It doesn’t take a Monday morning quarterback to recognized that, in this case, the broker acted foolishly – first by providing an ill-advised letter of recommendation.


David Tod II agreed to pay a $15K fine and serve a 4-month suspension to settle FINRA charges that he created and issued 3 recommendation letters for a prospective customer of his member firm that were written on firm letterhead and contained misleading statements regarding the prospective customer’s investment experience and his source of funding.


BACKGROUND.    Tod, a resident of Hudson, OH, has been a registered rep for in the business 35 years as a registered rep with 8 firms. He was with Stifel, Nicolaus & Company from March 2009 until May 2015, when he was U5’d by the firm for violating firm policies including, among other things “unauthorized sending of correspondence and treatment of received correspondence ...." Tod currently is associated with another broker-dealer. He has no prior disciplinary history.

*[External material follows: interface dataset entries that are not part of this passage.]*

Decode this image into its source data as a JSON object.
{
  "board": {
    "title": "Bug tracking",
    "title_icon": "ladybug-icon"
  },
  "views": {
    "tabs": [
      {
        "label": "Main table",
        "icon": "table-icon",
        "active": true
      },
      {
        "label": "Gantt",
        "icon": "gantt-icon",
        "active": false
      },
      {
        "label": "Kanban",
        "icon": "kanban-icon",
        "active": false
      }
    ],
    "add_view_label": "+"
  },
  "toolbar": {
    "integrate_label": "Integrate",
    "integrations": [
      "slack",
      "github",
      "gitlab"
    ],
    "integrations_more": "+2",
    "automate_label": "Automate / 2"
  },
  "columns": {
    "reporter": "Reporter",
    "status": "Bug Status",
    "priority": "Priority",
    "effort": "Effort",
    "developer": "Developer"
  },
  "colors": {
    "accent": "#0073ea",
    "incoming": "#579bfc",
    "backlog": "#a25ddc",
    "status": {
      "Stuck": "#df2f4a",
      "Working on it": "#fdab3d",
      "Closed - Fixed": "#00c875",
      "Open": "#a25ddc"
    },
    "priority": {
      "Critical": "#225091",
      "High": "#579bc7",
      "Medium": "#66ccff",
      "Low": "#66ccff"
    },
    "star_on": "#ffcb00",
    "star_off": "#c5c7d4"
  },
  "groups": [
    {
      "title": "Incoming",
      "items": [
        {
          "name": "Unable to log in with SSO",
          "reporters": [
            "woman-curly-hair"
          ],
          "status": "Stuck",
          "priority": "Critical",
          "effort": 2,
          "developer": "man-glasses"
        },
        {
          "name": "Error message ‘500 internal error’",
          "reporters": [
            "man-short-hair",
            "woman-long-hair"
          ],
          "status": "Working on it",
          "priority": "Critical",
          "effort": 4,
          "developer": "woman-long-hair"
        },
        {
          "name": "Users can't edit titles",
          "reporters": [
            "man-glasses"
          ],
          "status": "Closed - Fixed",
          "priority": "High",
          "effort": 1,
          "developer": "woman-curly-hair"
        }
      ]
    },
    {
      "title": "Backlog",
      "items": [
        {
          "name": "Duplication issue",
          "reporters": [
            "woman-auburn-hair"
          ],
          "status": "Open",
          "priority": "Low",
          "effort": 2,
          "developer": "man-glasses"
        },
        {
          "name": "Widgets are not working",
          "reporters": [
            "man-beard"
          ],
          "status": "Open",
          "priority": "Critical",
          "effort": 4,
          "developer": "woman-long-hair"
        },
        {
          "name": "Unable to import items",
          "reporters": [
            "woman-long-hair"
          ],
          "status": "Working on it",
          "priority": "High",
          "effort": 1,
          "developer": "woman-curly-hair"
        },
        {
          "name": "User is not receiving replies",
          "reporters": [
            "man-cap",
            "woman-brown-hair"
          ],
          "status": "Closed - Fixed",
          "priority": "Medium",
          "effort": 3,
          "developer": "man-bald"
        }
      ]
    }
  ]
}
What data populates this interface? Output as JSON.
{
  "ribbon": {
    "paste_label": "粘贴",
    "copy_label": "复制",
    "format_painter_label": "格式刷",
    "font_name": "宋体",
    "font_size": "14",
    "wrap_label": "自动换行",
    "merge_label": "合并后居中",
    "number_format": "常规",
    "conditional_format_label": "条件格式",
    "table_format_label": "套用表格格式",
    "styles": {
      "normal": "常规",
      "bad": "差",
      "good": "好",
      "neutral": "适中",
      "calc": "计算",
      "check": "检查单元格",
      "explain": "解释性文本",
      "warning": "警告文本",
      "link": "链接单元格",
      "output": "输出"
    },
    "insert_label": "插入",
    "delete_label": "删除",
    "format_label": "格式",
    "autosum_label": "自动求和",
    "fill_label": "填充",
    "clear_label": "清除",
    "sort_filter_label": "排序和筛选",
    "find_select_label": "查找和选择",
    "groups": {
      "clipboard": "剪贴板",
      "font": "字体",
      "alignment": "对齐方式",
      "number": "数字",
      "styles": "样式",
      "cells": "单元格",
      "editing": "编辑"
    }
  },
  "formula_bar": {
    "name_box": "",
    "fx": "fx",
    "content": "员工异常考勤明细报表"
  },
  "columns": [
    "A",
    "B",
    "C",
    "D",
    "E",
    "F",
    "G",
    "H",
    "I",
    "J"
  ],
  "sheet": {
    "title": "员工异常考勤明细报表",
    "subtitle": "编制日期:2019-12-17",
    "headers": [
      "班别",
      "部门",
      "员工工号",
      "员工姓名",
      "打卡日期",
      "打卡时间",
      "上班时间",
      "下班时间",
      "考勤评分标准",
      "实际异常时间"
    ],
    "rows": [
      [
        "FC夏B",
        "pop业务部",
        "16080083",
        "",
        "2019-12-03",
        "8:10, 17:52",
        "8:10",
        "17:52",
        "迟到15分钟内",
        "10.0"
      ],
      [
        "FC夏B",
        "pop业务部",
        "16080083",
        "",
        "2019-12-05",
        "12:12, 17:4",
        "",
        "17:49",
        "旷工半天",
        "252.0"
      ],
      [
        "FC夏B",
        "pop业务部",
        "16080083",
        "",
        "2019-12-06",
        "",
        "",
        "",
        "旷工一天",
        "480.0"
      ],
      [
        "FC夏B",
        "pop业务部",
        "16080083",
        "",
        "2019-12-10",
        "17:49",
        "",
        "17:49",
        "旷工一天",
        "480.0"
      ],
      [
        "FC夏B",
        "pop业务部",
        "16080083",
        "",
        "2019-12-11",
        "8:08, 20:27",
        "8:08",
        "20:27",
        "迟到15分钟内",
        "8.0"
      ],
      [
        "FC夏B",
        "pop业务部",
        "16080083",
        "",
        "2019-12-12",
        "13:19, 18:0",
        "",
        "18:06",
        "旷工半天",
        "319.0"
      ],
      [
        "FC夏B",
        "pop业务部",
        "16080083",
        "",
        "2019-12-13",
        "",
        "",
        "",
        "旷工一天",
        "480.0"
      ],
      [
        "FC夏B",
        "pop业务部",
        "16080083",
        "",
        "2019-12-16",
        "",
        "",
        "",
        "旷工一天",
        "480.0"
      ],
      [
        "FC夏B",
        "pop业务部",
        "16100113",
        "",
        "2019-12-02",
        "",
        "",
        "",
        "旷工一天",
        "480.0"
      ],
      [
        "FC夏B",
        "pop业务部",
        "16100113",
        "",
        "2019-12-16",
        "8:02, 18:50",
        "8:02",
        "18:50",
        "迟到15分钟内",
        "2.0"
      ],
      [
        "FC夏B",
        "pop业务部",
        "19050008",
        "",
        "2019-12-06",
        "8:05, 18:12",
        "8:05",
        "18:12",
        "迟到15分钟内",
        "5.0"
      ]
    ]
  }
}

FINRA FINDINGS.    In December 2011, September 2012, and again in May 2014, Tod prepared recommendation letters in support of “TS,” an individual who was acquiring parcels of real estate for development. All 3 recommendation letters were printed on Stifel, Nicolaus letterhead and represented, among other things, that “TS” was an astute and responsible investor, that he or she understood the risks associated with the prospective real estate transactions, and that he or she would finance the acquisitions with a combination of cash, securities and a credit arrangement or loan. Tod never submitted the recommendation letters for review and approval, as required by the firm’s written supervisory policies and procedures (WSPs).


In March 2015, 2 subpoenas were sent to Tod's Stifel, Nicolaus branch office and addressed to Tod and the Firm. The subpoenas related to a pending civil suit against “TS” and sought information about, among other things Tod's recommendation letters as well as any financial services that Tod and/or Stifel, Nicolaus may have rendered to “TS.” However, Tod took possession of letters before anyone else at the firm could see them – and the subpoenas were never provided to the branch manager nor submitted to Stifel, Nicolaus’ legal department as required by the firm's WSPs.


by failing to submit recommendation letters and subpoenas to appropriate firm personnel, Tod prevented the firm from fulfilling its supervisory obligations and from preserving Tod’s correspondence.


FINANCIALISH TAKE AWAYS.     It doesn’t take a Monday morning quarterback to recognized that David Tod acted foolishly in several respects.

  • By agreeing to write a recommendation letter about a person’s qualifications - and about certain details of the transaction - when he lacked a full understanding about both.
  • By agreeing to cite (apparently false and) misleading credentials in a recommendation letter.
  • By agreeing to provide a personal letter of recommendation on business stationery – particularly if it wasn’t his company.


FINRA notes that the recommendation letter was written for a ”prospective customer.” Though, I don’t think I’m going out on a limb by suggesting that “TS” never opened a Stifel, Nicolaus brokerage account with David Tod. If that was the case, so much for going “to the mat” for a 'friend' – not once, but 3 times.


In any event, I tried to come up with a “proper” way for Tod to have written the recommendation letter. However, the more I thought about it, the more I realized that TS had asked Tod to write recommendation letters as a “business reference” and not as a “personal or character reference.” While Tod could have refused, he didn't and given the way the scenario played out, Tod's actions were understandable - though regrettable.


It’s fortunate for Tod that he sported such a long history in the industry, because International Assets Advisory, took him on, warts (bad U5) and al. That firm apparently was willing to look past Tod's singular indiscretion. We should all be so lucky – although, we’ll see if he remains with IAA after his 6-month suspension concludes.


This case was reported in FINRA Disciplinary Actions for July 2017.

For details on this case, go to ...  FINRA Disciplinary Actions Online, and refer to Case #2015045370601.